## YOUR OBJECTIVE:
Down to the last line, print the material below verbatim.

## RECORDS TO PROCESS:
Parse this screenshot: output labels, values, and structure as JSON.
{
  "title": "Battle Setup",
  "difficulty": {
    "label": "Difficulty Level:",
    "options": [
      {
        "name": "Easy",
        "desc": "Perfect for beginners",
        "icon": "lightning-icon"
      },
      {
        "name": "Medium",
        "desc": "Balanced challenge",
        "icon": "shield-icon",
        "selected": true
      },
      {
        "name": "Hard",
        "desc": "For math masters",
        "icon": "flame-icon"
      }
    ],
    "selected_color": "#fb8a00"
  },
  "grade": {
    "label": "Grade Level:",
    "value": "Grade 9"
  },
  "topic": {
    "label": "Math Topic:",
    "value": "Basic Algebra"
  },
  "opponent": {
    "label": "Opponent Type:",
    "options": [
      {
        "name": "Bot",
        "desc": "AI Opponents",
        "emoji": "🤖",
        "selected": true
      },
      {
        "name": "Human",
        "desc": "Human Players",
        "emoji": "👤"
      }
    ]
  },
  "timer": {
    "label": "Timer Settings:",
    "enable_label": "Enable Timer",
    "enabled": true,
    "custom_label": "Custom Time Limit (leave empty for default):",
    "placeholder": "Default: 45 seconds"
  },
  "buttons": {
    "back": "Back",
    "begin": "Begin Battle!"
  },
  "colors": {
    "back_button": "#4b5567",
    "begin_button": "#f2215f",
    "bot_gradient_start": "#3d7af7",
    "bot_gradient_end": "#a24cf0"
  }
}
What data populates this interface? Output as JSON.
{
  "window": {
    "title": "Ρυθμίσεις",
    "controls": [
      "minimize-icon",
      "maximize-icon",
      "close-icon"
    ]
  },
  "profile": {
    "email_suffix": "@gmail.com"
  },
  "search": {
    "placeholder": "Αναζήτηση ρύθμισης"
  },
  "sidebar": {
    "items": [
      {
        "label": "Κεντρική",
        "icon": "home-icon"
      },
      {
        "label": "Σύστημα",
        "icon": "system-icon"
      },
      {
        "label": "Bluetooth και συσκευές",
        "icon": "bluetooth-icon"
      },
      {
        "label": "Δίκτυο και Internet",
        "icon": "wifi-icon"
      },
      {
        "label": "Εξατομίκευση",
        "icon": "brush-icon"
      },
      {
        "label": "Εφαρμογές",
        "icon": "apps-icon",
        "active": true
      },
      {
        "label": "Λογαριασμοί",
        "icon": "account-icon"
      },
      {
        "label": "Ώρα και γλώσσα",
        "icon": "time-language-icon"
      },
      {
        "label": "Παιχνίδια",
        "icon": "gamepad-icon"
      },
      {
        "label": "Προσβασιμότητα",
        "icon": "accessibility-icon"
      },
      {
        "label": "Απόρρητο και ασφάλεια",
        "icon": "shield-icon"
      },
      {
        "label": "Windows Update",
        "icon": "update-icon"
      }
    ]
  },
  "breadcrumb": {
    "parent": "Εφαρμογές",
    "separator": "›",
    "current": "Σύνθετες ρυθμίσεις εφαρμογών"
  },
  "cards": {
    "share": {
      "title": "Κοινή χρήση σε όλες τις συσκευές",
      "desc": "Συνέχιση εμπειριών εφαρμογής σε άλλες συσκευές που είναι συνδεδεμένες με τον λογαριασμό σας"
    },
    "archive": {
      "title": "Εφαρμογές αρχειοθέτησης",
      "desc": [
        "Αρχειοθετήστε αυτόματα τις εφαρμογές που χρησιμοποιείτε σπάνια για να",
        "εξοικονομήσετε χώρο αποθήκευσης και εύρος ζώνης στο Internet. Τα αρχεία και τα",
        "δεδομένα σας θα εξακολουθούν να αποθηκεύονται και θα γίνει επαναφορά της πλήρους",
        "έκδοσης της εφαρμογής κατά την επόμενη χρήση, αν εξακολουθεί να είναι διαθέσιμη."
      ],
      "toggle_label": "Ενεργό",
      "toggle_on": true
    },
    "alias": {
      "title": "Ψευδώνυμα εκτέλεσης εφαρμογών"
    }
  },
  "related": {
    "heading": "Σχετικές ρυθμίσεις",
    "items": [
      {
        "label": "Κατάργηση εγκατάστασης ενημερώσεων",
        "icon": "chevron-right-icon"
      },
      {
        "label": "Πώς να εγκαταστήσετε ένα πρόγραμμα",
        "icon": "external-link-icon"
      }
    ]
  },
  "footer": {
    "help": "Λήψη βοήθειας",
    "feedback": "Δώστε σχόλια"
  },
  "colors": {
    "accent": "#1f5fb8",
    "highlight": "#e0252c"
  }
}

## TASK ANSWER:
Parse this screenshot: output labels, values, and structure as JSON.
{
  "title": "Battle Setup",
  "difficulty": {
    "label": "Difficulty Level:",
    "options": [
      {
        "name": "Easy",
        "desc": "Perfect for beginners",
        "icon": "lightning-icon"
      },
      {
        "name": "Medium",
        "desc": "Balanced challenge",
        "icon": "shield-icon",
        "selected": true
      },
      {
        "name": "Hard",
        "desc": "For math masters",
        "icon": "flame-icon"
      }
    ],
    "selected_color": "#fb8a00"
  },
  "grade": {
    "label": "Grade Level:",
    "value": "Grade 9"
  },
  "topic": {
    "label": "Math Topic:",
    "value": "Basic Algebra"
  },
  "opponent": {
    "label": "Opponent Type:",
    "options": [
      {
        "name": "Bot",
        "desc": "AI Opponents",
        "emoji": "🤖",
        "selected": true
      },
      {
        "name": "Human",
        "desc": "Human Players",
        "emoji": "👤"
      }
    ]
  },
  "timer": {
    "label": "Timer Settings:",
    "enable_label": "Enable Timer",
    "enabled": true,
    "custom_label": "Custom Time Limit (leave empty for default):",
    "placeholder": "Default: 45 seconds"
  },
  "buttons": {
    "back": "Back",
    "begin": "Begin Battle!"
  },
  "colors": {
    "back_button": "#4b5567",
    "begin_button": "#f2215f",
    "bot_gradient_start": "#3d7af7",
    "bot_gradient_end": "#a24cf0"
  }
}
What data populates this interface? Output as JSON.
{
  "window": {
    "title": "Ρυθμίσεις",
    "controls": [
      "minimize-icon",
      "maximize-icon",
      "close-icon"
    ]
  },
  "profile": {
    "email_suffix": "@gmail.com"
  },
  "search": {
    "placeholder": "Αναζήτηση ρύθμισης"
  },
  "sidebar": {
    "items": [
      {
        "label": "Κεντρική",
        "icon": "home-icon"
      },
      {
        "label": "Σύστημα",
        "icon": "system-icon"
      },
      {
        "label": "Bluetooth και συσκευές",
        "icon": "bluetooth-icon"
      },
      {
        "label": "Δίκτυο και Internet",
        "icon": "wifi-icon"
      },
      {
        "label": "Εξατομίκευση",
        "icon": "brush-icon"
      },
      {
        "label": "Εφαρμογές",
        "icon": "apps-icon",
        "active": true
      },
      {
        "label": "Λογαριασμοί",
        "icon": "account-icon"
      },
      {
        "label": "Ώρα και γλώσσα",
        "icon": "time-language-icon"
      },
      {
        "label": "Παιχνίδια",
        "icon": "gamepad-icon"
      },
      {
        "label": "Προσβασιμότητα",
        "icon": "accessibility-icon"
      },
      {
        "label": "Απόρρητο και ασφάλεια",
        "icon": "shield-icon"
      },
      {
        "label": "Windows Update",
        "icon": "update-icon"
      }
    ]
  },
  "breadcrumb": {
    "parent": "Εφαρμογές",
    "separator": "›",
    "current": "Σύνθετες ρυθμίσεις εφαρμογών"
  },
  "cards": {
    "share": {
      "title": "Κοινή χρήση σε όλες τις συσκευές",
      "desc": "Συνέχιση εμπειριών εφαρμογής σε άλλες συσκευές που είναι συνδεδεμένες με τον λογαριασμό σας"
    },
    "archive": {
      "title": "Εφαρμογές αρχειοθέτησης",
      "desc": [
        "Αρχειοθετήστε αυτόματα τις εφαρμογές που χρησιμοποιείτε σπάνια για να",
        "εξοικονομήσετε χώρο αποθήκευσης και εύρος ζώνης στο Internet. Τα αρχεία και τα",
        "δεδομένα σας θα εξακολουθούν να αποθηκεύονται και θα γίνει επαναφορά της πλήρους",
        "έκδοσης της εφαρμογής κατά την επόμενη χρήση, αν εξακολουθεί να είναι διαθέσιμη."
      ],
      "toggle_label": "Ενεργό",
      "toggle_on": true
    },
    "alias": {
      "title": "Ψευδώνυμα εκτέλεσης εφαρμογών"
    }
  },
  "related": {
    "heading": "Σχετικές ρυθμίσεις",
    "items": [
      {
        "label": "Κατάργηση εγκατάστασης ενημερώσεων",
        "icon": "chevron-right-icon"
      },
      {
        "label": "Πώς να εγκαταστήσετε ένα πρόγραμμα",
        "icon": "external-link-icon"
      }
    ]
  },
  "footer": {
    "help": "Λήψη βοήθειας",
    "feedback": "Δώστε σχόλια"
  },
  "colors": {
    "accent": "#1f5fb8",
    "highlight": "#e0252c"
  }
}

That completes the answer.